■ Extracted material ■
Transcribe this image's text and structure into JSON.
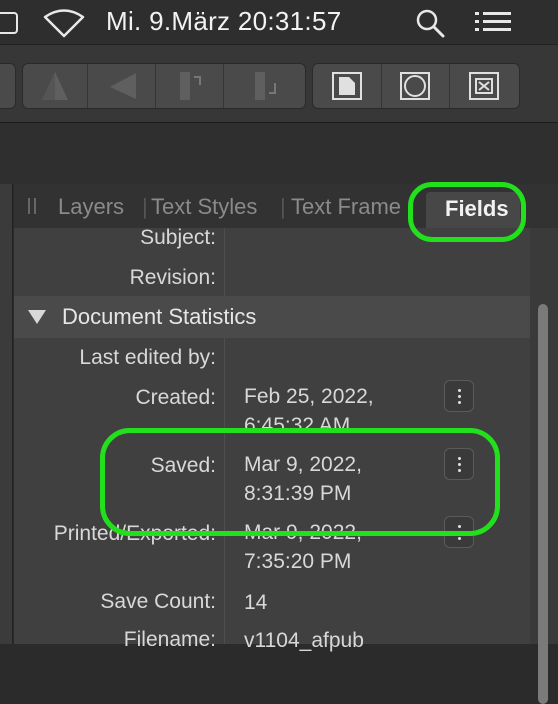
{
  "menubar": {
    "clock": "Mi. 9.März  20:31:57",
    "icons": [
      "battery-icon",
      "wifi-icon",
      "search-icon",
      "control-center-icon"
    ]
  },
  "toolbar": {
    "buttons": [
      "align-left-icon",
      "align-center-icon",
      "align-right-icon",
      "flow-in-icon",
      "flow-out-icon",
      "document-icon",
      "circle-icon",
      "delete-frame-icon"
    ]
  },
  "tabs": {
    "items": [
      "Layers",
      "Text Styles",
      "Text Frame"
    ],
    "separator": "|",
    "active": "Fields"
  },
  "fields": {
    "subject_label": "Subject:",
    "revision_label": "Revision:",
    "section_title": "Document Statistics",
    "last_edited_label": "Last edited by:",
    "created_label": "Created:",
    "created_line1": "Feb 25, 2022,",
    "created_line2": "6:45:32 AM",
    "saved_label": "Saved:",
    "saved_line1": "Mar 9, 2022,",
    "saved_line2": "8:31:39 PM",
    "printed_label": "Printed/Exported:",
    "printed_line1": "Mar 9, 2022,",
    "printed_line2": "7:35:20 PM",
    "save_count_label": "Save Count:",
    "save_count_value": "14",
    "filename_label": "Filename:",
    "filename_value": "v1104_afpub"
  },
  "colors": {
    "highlight": "#22e01c",
    "panel": "#404040",
    "background": "#2b2b2b"
  }
}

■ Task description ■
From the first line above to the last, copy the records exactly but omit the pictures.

■ Answer to this exercise ■
Transcribe this image's text and structure into JSON.
{
  "menubar": {
    "clock": "Mi. 9.März  20:31:57",
    "icons": [
      "battery-icon",
      "wifi-icon",
      "search-icon",
      "control-center-icon"
    ]
  },
  "toolbar": {
    "buttons": [
      "align-left-icon",
      "align-center-icon",
      "align-right-icon",
      "flow-in-icon",
      "flow-out-icon",
      "document-icon",
      "circle-icon",
      "delete-frame-icon"
    ]
  },
  "tabs": {
    "items": [
      "Layers",
      "Text Styles",
      "Text Frame"
    ],
    "separator": "|",
    "active": "Fields"
  },
  "fields": {
    "subject_label": "Subject:",
    "revision_label": "Revision:",
    "section_title": "Document Statistics",
    "last_edited_label": "Last edited by:",
    "created_label": "Created:",
    "created_line1": "Feb 25, 2022,",
    "created_line2": "6:45:32 AM",
    "saved_label": "Saved:",
    "saved_line1": "Mar 9, 2022,",
    "saved_line2": "8:31:39 PM",
    "printed_label": "Printed/Exported:",
    "printed_line1": "Mar 9, 2022,",
    "printed_line2": "7:35:20 PM",
    "save_count_label": "Save Count:",
    "save_count_value": "14",
    "filename_label": "Filename:",
    "filename_value": "v1104_afpub"
  },
  "colors": {
    "highlight": "#22e01c",
    "panel": "#404040",
    "background": "#2b2b2b"
  }
}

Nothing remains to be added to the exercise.